* [Your task]: The answer must be every line below that contains the string "billones".

*** Begin section ***

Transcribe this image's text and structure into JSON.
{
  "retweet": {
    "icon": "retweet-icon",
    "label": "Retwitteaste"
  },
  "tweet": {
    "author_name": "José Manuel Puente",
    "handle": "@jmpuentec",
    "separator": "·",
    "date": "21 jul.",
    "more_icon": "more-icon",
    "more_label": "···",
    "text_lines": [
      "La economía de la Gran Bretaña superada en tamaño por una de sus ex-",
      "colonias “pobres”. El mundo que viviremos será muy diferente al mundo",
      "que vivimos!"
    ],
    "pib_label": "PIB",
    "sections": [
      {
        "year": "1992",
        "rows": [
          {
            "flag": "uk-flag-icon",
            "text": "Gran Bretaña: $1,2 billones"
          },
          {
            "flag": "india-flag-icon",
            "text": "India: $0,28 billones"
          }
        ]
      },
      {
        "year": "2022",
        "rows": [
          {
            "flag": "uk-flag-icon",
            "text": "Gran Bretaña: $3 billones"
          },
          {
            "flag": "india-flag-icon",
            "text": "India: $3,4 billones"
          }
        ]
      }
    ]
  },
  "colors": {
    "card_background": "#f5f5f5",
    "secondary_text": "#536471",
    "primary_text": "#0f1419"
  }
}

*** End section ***

* [Task response]:
            "text": "Gran Bretaña: $1,2 billones"
            "text": "India: $0,28 billones"
            "text": "Gran Bretaña: $3 billones"
            "text": "India: $3,4 billones"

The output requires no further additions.